It would seem the rumours about a second wave in the spread of COVID-19 this fall are not rumours at all. We’ve already seen a dramatic rise of cases in Toronto and elsewhere around the country and the world recently, and fall is just starting. There are various factors to blame: cooler weather, which the virus seems to like; the inevitable relaxation, brought on by partial reopening, of mitigation measures such as social distancing and avoiding large gatherings, with numerous instances of socially irresponsible behaviour across the board; and the Rubik’s Cube-attempt to reopen schools, which is just getting under way. Not to mention that flu season – which will give our health-care system a double whammy to contend with – is upon us.
It’s a hard lesson to learn, but this is likely to get worse before it gets better; we’re nowhere near the end but somewhere nearer the middle of the beginning, or (shudder) on the cusp of a new beginning of this pandemic. It’s easy to forget that the reason we were able to flatten the curve of infection in the first place is that we all made personal sacrifices during the lockdown period, and with the above-mentioned factors in play, now is not the time to relax those efforts, but to redouble them. We can’t do anything about cooler weather or the flu season, but we can wake up and continue to be careful and vigilant before we’re back to square one with another lockdown.
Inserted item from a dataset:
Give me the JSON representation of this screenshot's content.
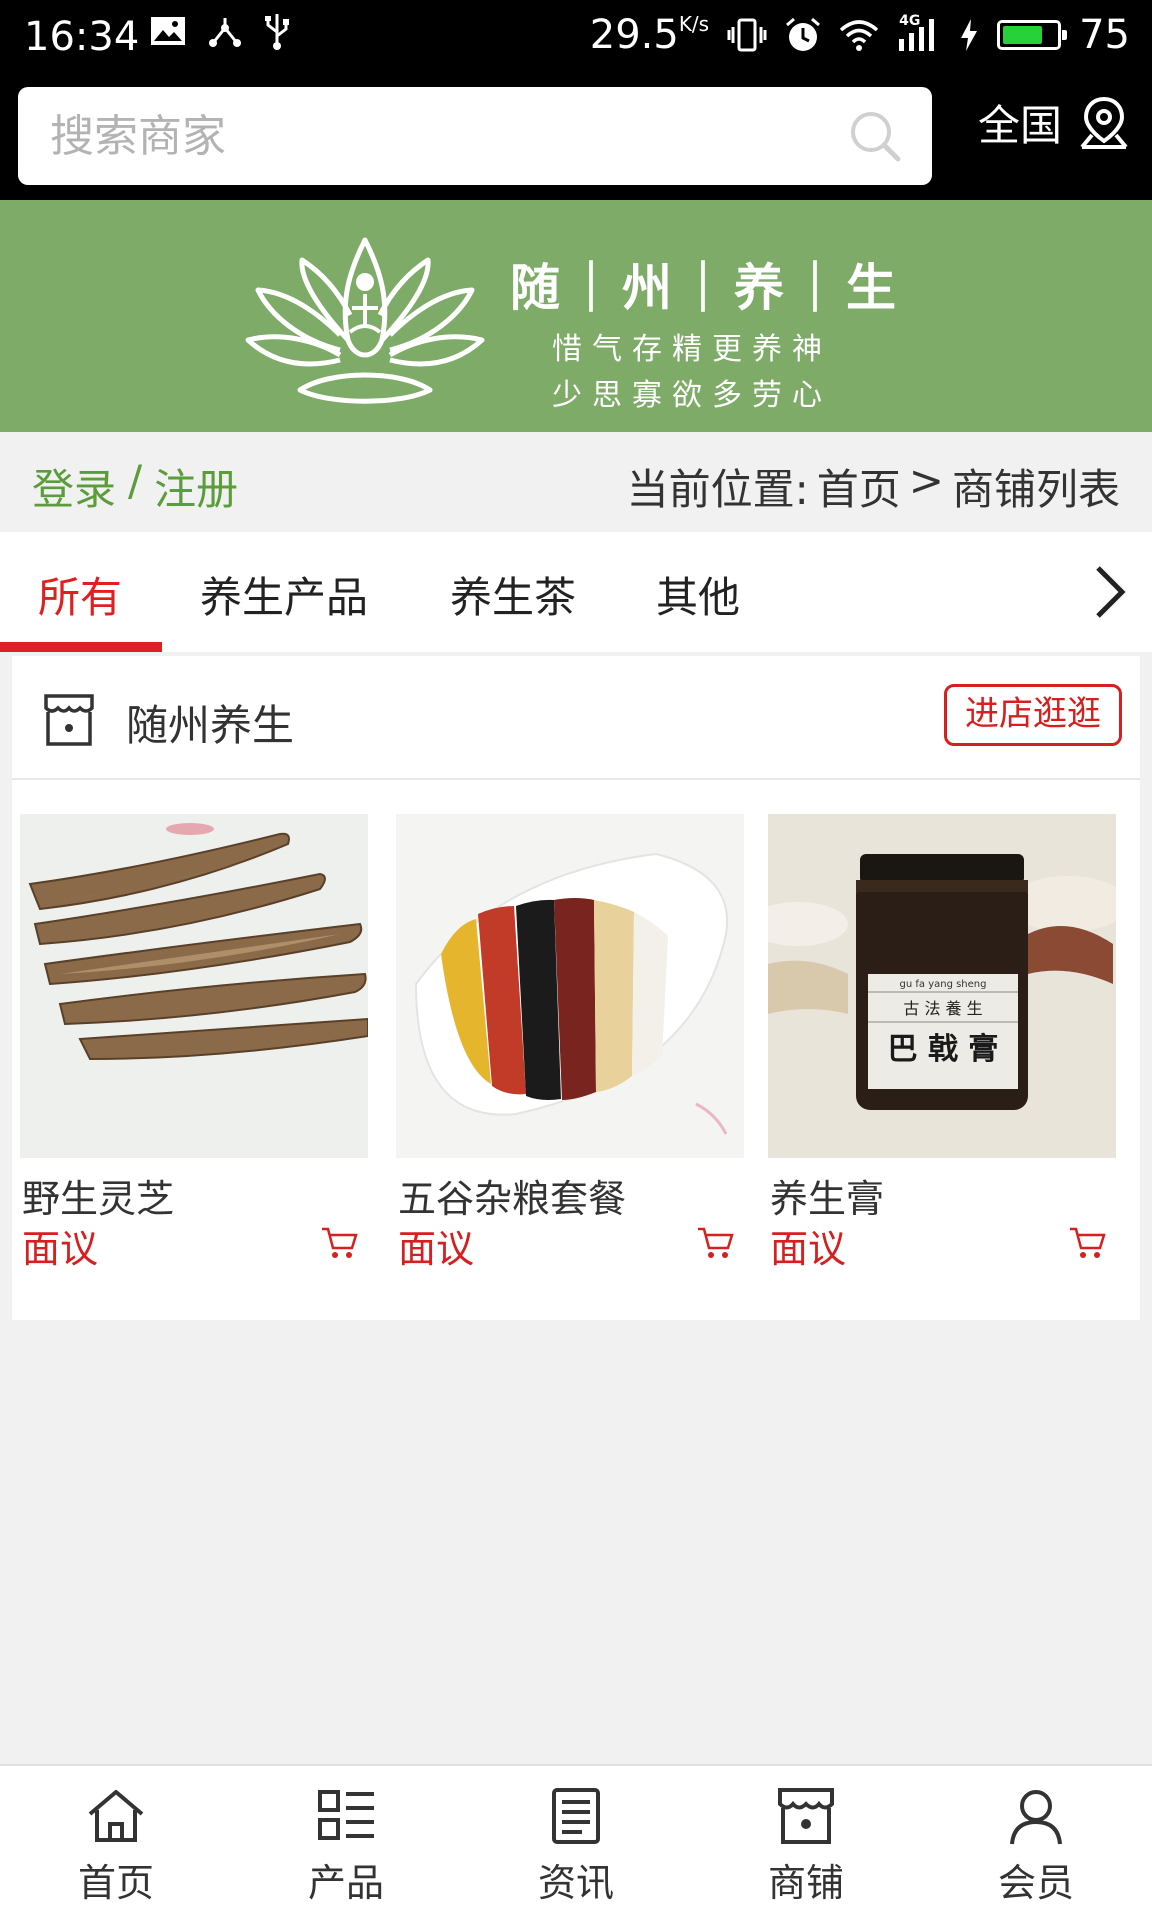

From the point of view of this column I’d like to address the delicate balancing act of reopening jazz, both in live venues such as Jazz Bistro and The Rex, and in the post-secondary schools which offer jazz programs. Both the Bistro and The Rex have partially reopened recently with social distancing measures in place, mostly having to do with a reduced capacity of both the size of audiences and bands. The Bistro is having live music Wednesday through Saturday with solo piano from 5 to 7, followed by duos and/or trios starting at 8pm with audience capacity limited to 50 people. The Rex spent the lockdown refurbishing its stage and began presenting live jazz again on September 3, also with a reduced crowd capacity. They’re going seven nights a week with trios starting at 5:30 and slightly larger bands at 9pm. I haven’t been yet, but I’m told they’ve installed a plexiglass barrier across the front of the bandstand, I suppose to protect customers from the blowing air of wind instruments. I’m not sure how this affects sound but the image conjures up chicken wire surrounding the stages of livelier country and western bars – think The Blues Brothers. Such are the realities of jazz, COVID-19 style.